- What are the criteria for a valid notice under this regime? The Code describes a valid notice as “not … insufficiently precise or inadequately substantiated.” How will such notices compare to notices issued under Member States’ implementation of the E-Commerce Directive? What information are these notices required to include?
- What are the guidelines or criteria that will be used by government officials in reviewing and referring content? How do these compare to the guidelines that will be used by participating IT Companies, CSOs, or others? Will these guidelines be made publicly available? Is the Code focused solely on “illegal” content (as is stated), or will actions taken under the Code seek to capture a broader category of content that may merely be alleged to violate IT Companies’ content policies (as is implied)?

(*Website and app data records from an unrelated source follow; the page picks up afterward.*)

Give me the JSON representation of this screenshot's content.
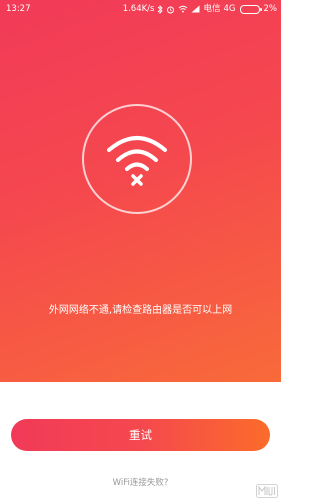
{
  "status_bar": {
    "time": "13:27",
    "speed": "1.64K/s",
    "carrier": "电信",
    "network": "4G",
    "battery": "2%"
  },
  "main": {
    "error_message": "外网网络不通,请检查路由器是否可以上网"
  },
  "actions": {
    "retry_label": "重试",
    "fail_link": "WiFi连接失败?"
  },
  "watermark": {
    "text": "MIUI"
  },
  "colors": {
    "gradient_start": "#f23a58",
    "gradient_end": "#f86a3a",
    "button_end": "#fb6c2a",
    "link_gray": "#9a9a9a"
  },
  "icons": {
    "center": "wifi-disconnected-icon",
    "status": [
      "bluetooth-icon",
      "alarm-icon",
      "wifi-icon",
      "signal-icon",
      "battery-icon"
    ]
  }
}
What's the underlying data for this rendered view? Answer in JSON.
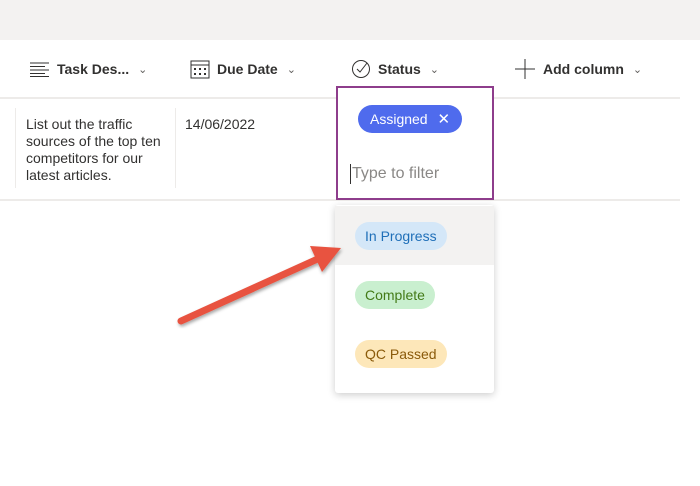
{
  "columns": [
    {
      "label": "Task Des...",
      "icon": "text-lines-icon"
    },
    {
      "label": "Due Date",
      "icon": "calendar-icon"
    },
    {
      "label": "Status",
      "icon": "check-circle-icon"
    },
    {
      "label": "Add column",
      "icon": "plus-icon"
    }
  ],
  "row": {
    "task": "List out the traffic sources of the top ten competitors for our latest articles.",
    "due": "14/06/2022"
  },
  "filter": {
    "selected": "Assigned",
    "placeholder": "Type to filter"
  },
  "options": [
    {
      "label": "In Progress",
      "bg": "#d4e7f8",
      "fg": "#1f6fb8"
    },
    {
      "label": "Complete",
      "bg": "#c9efcf",
      "fg": "#437a17"
    },
    {
      "label": "QC Passed",
      "bg": "#fde7b9",
      "fg": "#8a5a0a"
    }
  ],
  "colors": {
    "accent": "#4f6bed",
    "border": "#8e3d8c",
    "arrow": "#e8523f"
  }
}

- What opportunities for remedy will affected speakers have? When will they be notified of the restriction of their speech under this code? What opportunity will they have to appeal the legality of their speech before an independent arbiter? What remedies do participating IT Companies plan to provide?
- What are the Commission and Member States’ plans to report on the implementation of this Code and the speech and speakers that have been restricted under it? What commitments have the IT Companies made to report on the implementation of this Code? Will a public record be maintained of notifications that lead to content removal and possibly prosecution? Will such a record also include notifications that did not result in removal? How will implementation of the Code of Conduct take account of different thresholds for legality in different Member States?
To our knowledge, the European Commission has not sought advice or input from civil society organisations or academic experts in the field of free expression, in the formulation of this Code. We would encourage the Commission to conduct open and inclusive consultations on this Code of Conduct and any implementation plans it may develop. We also encourage the Commission to consider the questions raised in this letter and look forward to hearing your views on them in due course.
Representative and Director for European Affairs
Emma J. Llansó
Director, Free Expression Project
Center for Democracy & Technology
 Frank La Rue, Report of the Special Rapporteur on the promotion and protection of the right to freedom of opinion and expression, A/67/357, ¶42 (7 September 2012).
 See, e.g., Comments of Center for Democracy & Technology and R Street Institute, United States Copyright Office Section 512 Study, p. 11-12 (1 April 2016) (documenting abuses of notice-and-takedown procedures for copyright claims under US law), available at https://cdt.org/wp-content/uploads/2016/04/CDT-R-Street-512-Copyright-comments-20160401.pdf.
 Council of Europe, “Secretary General concerned about Internet censorship,” (1 June 2016), available at http://bit.ly/24iqmLQ.